Social media bots helped failed Democratic presidential candidate Hillary Clinton more than President Trump during the 2016 presidential election, according to a paper from an MIT associate professor.
In a paper, Monday, Tauhid Zaman, an associate professor of operations management at the MIT Sloan School of Management, revealed that “Trump bots were far less effective at shifting people’s opinions than the smaller proportion of bots backing Hillary Clinton.”
“Given much of the news reporting, we were expecting the bots to help Trump – but they didn’t. In a network without bots, the average human user had a pro-Clinton score of 42 out of 100. With the bots, though, we had found the average human had a pro-Clinton score of 58,” Zaman declared. “That shift was a far larger effect than we had anticipated, given how few and unconnected the bots were. The network structure had amplified the bots’ power.”
“We wondered what had made the Clinton bots more effective than the Trump bots. Closer inspection showed that the 260 bots supporting Trump posted a combined 113,498 tweets, or 437 tweets per bot.

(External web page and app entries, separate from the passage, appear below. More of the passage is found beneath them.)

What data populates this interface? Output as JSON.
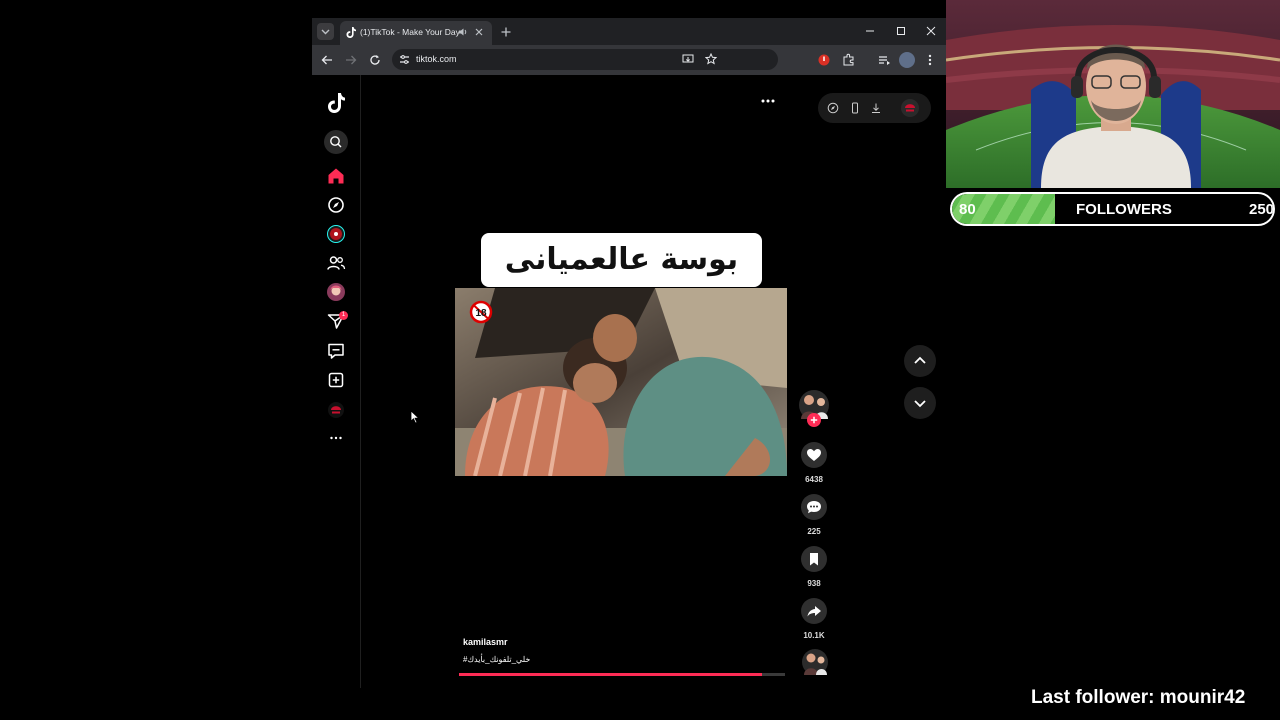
{
  "browser": {
    "tab_title": "(1)TikTok - Make Your Day",
    "url": "tiktok.com"
  },
  "tiktok": {
    "sidebar": {
      "items": [
        "logo",
        "search",
        "home",
        "explore",
        "live",
        "following",
        "profile",
        "messages",
        "inbox",
        "upload",
        "avatar",
        "more"
      ],
      "messages_badge": "1"
    },
    "video": {
      "caption_overlay": "بوسة عالعميانى",
      "rating_badge": "18",
      "author": "kamilasmr",
      "hashtag": "#خلي_تلفونك_بأيدك",
      "progress": 0.93
    },
    "actions": {
      "likes": "6438",
      "comments": "225",
      "saves": "938",
      "shares": "10.1K"
    }
  },
  "stream_overlay": {
    "followers": {
      "label": "FOLLOWERS",
      "current": "80",
      "goal": "250",
      "progress": 0.32
    },
    "last_follower": "Last follower: mounir42"
  },
  "colors": {
    "tiktok_accent": "#fe2c55",
    "goal_fill": "#5ebd4f"
  }
}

However, the 150 bots supporting Clinton posted 96,298 tweets, or 708 tweets per bot,” he continued. “It appeared that the power of the Clinton bots came not from their numbers, but from how often they tweeted. We found that most of what the bots posted were retweets of the candidates or other influential individuals. So they were not really crafting original tweets, but sharing existing ones.”

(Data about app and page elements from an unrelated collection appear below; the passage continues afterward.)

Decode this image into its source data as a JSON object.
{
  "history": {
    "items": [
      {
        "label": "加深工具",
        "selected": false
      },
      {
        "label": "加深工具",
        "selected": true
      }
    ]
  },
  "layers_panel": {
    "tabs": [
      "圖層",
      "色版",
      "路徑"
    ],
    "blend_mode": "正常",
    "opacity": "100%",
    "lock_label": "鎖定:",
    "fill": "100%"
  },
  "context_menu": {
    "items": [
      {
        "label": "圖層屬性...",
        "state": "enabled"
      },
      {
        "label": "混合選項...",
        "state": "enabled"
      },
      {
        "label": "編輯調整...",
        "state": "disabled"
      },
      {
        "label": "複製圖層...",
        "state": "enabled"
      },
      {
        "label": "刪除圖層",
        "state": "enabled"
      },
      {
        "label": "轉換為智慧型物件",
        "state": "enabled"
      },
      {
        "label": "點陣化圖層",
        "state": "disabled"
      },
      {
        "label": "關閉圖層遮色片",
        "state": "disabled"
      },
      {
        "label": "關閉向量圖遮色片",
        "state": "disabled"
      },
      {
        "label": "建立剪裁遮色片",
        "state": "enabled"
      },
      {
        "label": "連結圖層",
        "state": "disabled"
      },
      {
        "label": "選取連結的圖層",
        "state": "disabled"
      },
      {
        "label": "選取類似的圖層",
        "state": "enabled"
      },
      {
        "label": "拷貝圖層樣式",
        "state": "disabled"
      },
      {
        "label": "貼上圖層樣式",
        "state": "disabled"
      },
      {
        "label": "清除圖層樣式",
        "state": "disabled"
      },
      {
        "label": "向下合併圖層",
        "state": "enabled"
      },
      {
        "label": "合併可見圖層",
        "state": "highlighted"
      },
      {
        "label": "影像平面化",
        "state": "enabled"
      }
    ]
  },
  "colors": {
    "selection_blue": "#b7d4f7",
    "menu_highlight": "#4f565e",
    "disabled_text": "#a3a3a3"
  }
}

“A small number of very active bots can actually significantly shift public opinion,” Zaman concluded.
In 2015, an audit of Clinton’s Twitter account from the Washington Examiner revealed that she had the most fake followers out of all of the 2016 presidential election candidates.